WHEN Southland author Lynley Dear was writing her third novel, she didn’t expect to be writing a sequel – however her characters had other plans.
As she neared the end of writing The Hollywood School of Dressmaking (2015), Dear’s characters found themselves “in a spot of bother” leaving town from the Invercargill Railway Station.
“They’re running along the platform and they call out ‘Sydney here we come’.
“I wrote that and I thought ‘oh that’s interesting’. Often the characters tell me what’s going to happen.”
After making that bold declaration, Dear decided to continue the characters’ story in her fourth novel, A Stitch In Time, which was released last month.
Set in 1930, the novel covers the final two years of the building of the Sydney Harbour Bridge, which one of the characters became involved with, she said.
“The bridge really almost becomes another character in the book, probably because I became so fascinated with it.”
Dear said New South Wales was hit hard during the Depression era, and many men who worked on the bridge “literally took their lives into their hands”.
During the 1930s-themed book launch, Dear said she screened a short film which had been found in a flea shop in The Rocks, Sydney, and was available online.
“The movie footage was taken at the time of the building, of the men up there swinging on hooks and everything, with the water 400ft below.”
Dear said she was able to spend a bit of time in the city researching the area and its history. She walked over the bridge several times, and walked around The Rocks.
“I basically followed the steps that my characters took.”
She said she was also lucky to be able to go up to the seventh floor at department store David Jones which had expansive views over the area.

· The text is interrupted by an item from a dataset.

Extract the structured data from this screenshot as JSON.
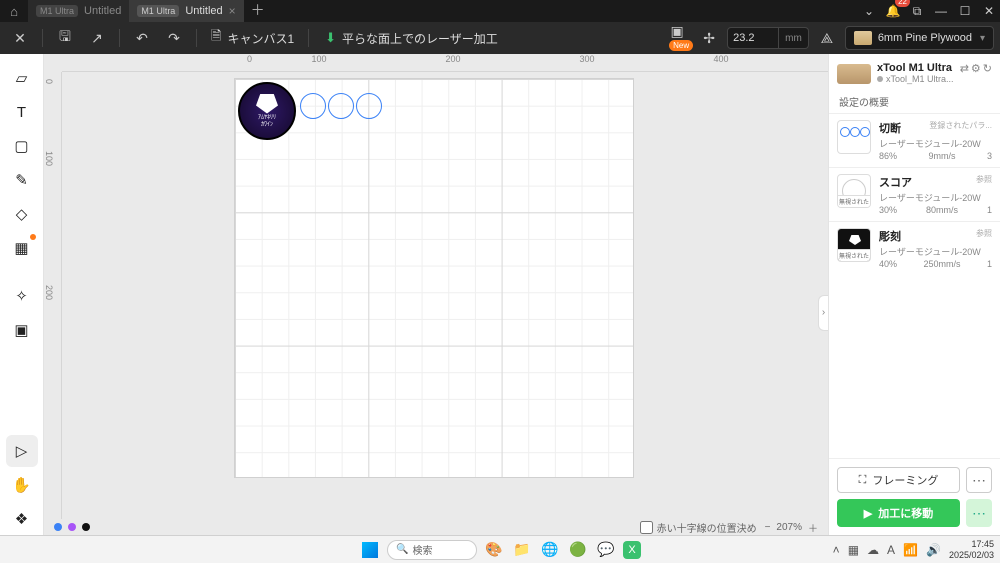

In the 1930s it had been a restaurant with a capacity of 2000 people.
“They were wonderful… I got to go up there, look out the windows and see what people would have seen from up there.”

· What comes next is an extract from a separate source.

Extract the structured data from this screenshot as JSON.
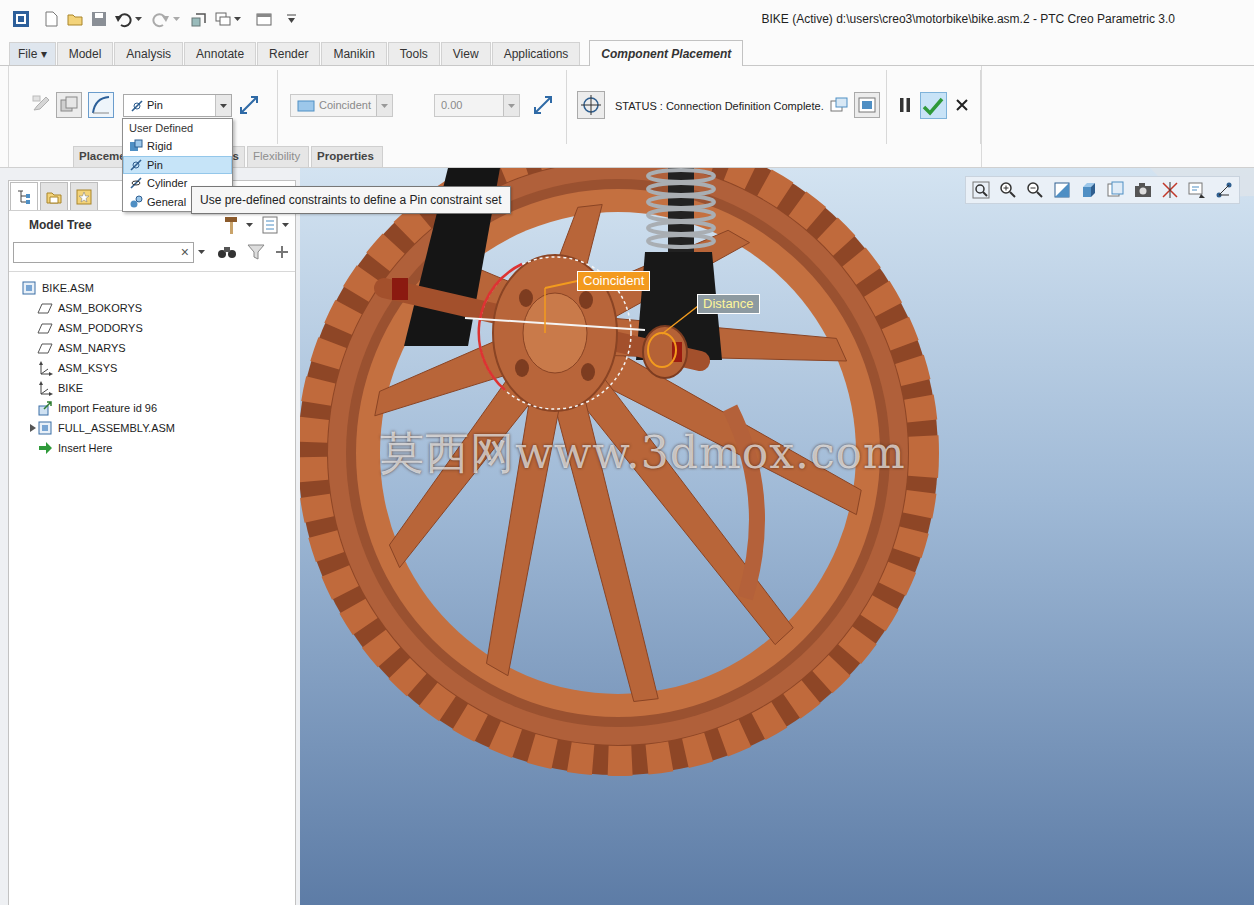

The cover design of the novel features a photograph of the incomplete bridge through a window, with a vintage sewing machine in the foreground.
“That bridge was to transform the lives of so many people in Sydney, and the sewing machine actually transforms the life of one of my characters.”
Available from the Southland Museum & Art Gallery and PaperPlus.